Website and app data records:
----------------------------------------
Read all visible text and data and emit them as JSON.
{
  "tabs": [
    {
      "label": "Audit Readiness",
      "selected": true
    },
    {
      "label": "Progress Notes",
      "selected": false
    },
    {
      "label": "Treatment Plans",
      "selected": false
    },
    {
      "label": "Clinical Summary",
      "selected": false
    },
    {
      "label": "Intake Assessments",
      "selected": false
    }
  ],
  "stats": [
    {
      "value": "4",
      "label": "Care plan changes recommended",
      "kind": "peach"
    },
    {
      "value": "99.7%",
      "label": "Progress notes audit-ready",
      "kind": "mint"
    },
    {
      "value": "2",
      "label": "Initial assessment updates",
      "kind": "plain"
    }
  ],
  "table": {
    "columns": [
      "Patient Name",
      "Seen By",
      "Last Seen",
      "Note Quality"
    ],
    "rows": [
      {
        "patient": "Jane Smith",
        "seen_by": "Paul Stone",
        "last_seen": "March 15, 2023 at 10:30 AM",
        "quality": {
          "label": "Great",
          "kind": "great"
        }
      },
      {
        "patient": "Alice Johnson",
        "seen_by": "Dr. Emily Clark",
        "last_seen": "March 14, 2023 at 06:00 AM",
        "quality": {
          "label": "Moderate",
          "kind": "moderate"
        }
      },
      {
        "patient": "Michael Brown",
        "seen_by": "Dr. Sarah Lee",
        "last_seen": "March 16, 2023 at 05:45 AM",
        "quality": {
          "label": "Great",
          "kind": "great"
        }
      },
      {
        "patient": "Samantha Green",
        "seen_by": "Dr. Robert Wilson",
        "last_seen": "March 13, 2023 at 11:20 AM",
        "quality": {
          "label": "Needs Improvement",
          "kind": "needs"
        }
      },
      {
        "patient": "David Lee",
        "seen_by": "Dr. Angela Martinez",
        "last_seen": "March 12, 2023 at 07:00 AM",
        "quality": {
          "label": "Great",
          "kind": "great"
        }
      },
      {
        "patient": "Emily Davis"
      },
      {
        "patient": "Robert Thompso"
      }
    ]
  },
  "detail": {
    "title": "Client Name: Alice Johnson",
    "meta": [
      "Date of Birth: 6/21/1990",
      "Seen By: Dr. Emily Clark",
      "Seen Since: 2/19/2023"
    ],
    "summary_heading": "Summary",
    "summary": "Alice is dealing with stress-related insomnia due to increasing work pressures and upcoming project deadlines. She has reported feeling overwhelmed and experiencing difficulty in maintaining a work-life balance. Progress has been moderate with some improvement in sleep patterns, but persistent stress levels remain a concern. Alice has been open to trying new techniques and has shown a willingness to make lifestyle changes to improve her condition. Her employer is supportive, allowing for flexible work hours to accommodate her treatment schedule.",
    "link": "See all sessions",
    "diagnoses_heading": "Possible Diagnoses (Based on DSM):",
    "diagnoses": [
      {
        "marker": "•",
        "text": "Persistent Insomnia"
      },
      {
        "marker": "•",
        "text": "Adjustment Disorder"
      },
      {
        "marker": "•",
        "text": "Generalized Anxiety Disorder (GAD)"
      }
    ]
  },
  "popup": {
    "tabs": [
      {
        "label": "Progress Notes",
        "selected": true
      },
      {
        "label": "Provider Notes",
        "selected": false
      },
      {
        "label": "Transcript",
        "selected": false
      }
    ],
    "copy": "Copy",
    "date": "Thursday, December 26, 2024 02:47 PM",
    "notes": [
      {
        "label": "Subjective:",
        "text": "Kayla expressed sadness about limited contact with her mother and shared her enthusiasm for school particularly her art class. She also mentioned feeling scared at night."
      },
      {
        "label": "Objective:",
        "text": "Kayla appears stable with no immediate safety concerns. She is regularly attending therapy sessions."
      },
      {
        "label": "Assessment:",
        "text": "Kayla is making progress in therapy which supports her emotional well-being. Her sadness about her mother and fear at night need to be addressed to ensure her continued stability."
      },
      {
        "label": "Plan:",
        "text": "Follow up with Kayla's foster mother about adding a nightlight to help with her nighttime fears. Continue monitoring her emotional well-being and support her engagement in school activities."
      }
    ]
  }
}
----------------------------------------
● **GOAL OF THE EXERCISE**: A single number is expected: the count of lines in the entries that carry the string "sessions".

● **YOUR SOLUTION**: 2